/---

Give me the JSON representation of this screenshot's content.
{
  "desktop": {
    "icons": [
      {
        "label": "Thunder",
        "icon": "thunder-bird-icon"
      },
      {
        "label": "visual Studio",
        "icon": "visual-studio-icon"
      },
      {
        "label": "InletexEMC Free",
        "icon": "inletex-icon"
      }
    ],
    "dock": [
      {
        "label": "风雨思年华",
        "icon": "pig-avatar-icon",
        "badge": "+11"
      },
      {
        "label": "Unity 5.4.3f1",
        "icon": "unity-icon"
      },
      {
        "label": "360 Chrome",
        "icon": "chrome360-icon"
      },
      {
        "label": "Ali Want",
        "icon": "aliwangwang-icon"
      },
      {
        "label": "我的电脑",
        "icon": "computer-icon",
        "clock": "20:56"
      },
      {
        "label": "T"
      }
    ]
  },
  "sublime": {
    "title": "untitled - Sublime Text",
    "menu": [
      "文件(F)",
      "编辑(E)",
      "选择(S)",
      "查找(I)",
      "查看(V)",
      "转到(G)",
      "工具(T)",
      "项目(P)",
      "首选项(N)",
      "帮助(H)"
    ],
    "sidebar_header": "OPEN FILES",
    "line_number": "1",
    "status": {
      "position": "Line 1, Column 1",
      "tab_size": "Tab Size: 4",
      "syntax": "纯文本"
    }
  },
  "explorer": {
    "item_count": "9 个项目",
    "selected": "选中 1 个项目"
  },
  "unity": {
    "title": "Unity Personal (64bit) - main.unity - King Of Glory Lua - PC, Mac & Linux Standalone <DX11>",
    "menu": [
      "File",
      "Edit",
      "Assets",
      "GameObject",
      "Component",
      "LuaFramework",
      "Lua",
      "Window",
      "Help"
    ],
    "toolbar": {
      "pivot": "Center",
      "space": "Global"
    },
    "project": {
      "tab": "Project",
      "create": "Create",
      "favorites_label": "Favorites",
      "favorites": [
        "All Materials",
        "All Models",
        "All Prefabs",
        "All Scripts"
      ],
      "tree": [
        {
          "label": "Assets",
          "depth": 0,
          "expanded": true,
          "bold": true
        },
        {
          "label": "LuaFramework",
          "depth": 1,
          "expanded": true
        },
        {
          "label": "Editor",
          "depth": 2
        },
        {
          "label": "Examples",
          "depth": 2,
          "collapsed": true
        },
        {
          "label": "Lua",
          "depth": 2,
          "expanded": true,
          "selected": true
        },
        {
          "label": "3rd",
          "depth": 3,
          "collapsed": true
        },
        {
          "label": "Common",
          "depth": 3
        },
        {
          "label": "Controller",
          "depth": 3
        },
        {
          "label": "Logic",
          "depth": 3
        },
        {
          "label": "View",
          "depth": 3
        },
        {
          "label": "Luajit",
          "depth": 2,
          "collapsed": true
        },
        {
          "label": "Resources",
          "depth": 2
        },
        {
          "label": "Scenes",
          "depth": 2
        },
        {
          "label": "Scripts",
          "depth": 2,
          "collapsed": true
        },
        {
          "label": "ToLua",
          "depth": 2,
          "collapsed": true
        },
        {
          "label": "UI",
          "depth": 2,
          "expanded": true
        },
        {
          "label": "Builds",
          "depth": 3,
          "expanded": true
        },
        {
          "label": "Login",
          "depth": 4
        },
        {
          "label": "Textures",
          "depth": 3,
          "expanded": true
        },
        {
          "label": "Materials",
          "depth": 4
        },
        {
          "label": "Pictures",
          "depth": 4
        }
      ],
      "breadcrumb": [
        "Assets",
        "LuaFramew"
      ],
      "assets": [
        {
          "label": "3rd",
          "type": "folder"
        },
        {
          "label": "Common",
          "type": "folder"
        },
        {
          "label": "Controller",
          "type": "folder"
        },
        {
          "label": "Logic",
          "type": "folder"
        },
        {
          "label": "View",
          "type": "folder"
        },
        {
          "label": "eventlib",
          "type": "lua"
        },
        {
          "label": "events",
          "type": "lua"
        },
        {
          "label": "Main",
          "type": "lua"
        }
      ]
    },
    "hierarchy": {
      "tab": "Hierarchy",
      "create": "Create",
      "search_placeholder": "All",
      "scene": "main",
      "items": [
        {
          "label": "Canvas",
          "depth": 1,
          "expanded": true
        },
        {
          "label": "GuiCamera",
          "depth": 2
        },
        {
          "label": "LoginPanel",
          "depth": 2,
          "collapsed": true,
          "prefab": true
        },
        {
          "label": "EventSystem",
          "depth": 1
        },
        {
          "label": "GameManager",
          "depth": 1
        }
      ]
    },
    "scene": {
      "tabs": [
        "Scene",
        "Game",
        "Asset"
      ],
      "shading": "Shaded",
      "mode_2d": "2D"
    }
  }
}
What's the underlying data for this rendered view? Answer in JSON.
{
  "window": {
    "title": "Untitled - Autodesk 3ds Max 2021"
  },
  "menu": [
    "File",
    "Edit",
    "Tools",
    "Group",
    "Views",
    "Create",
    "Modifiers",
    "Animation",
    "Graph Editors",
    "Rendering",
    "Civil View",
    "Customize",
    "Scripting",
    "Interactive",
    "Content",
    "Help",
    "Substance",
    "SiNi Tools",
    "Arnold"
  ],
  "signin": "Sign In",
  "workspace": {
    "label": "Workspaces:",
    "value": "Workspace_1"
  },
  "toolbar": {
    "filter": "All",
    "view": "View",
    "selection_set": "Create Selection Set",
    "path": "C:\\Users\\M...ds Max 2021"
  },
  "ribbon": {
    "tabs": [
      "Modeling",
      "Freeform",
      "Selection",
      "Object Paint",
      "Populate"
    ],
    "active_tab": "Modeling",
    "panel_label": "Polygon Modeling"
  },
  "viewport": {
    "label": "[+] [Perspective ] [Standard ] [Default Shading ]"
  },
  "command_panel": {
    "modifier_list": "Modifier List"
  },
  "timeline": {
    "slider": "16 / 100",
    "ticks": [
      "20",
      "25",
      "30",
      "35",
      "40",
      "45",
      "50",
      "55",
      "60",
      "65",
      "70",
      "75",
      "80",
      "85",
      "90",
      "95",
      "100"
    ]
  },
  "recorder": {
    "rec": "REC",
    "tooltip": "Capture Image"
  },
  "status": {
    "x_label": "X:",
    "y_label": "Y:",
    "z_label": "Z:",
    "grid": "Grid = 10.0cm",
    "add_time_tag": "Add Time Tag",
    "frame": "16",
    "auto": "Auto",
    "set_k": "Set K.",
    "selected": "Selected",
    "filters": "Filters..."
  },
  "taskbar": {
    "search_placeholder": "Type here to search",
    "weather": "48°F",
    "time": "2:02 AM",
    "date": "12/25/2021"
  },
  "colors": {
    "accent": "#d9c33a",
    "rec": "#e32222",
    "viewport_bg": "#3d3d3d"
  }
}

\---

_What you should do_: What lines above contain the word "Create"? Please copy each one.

_Exercise result_:
      "create": "Create",
      "create": "Create",
    "Create",
    "selection_set": "Create Selection Set",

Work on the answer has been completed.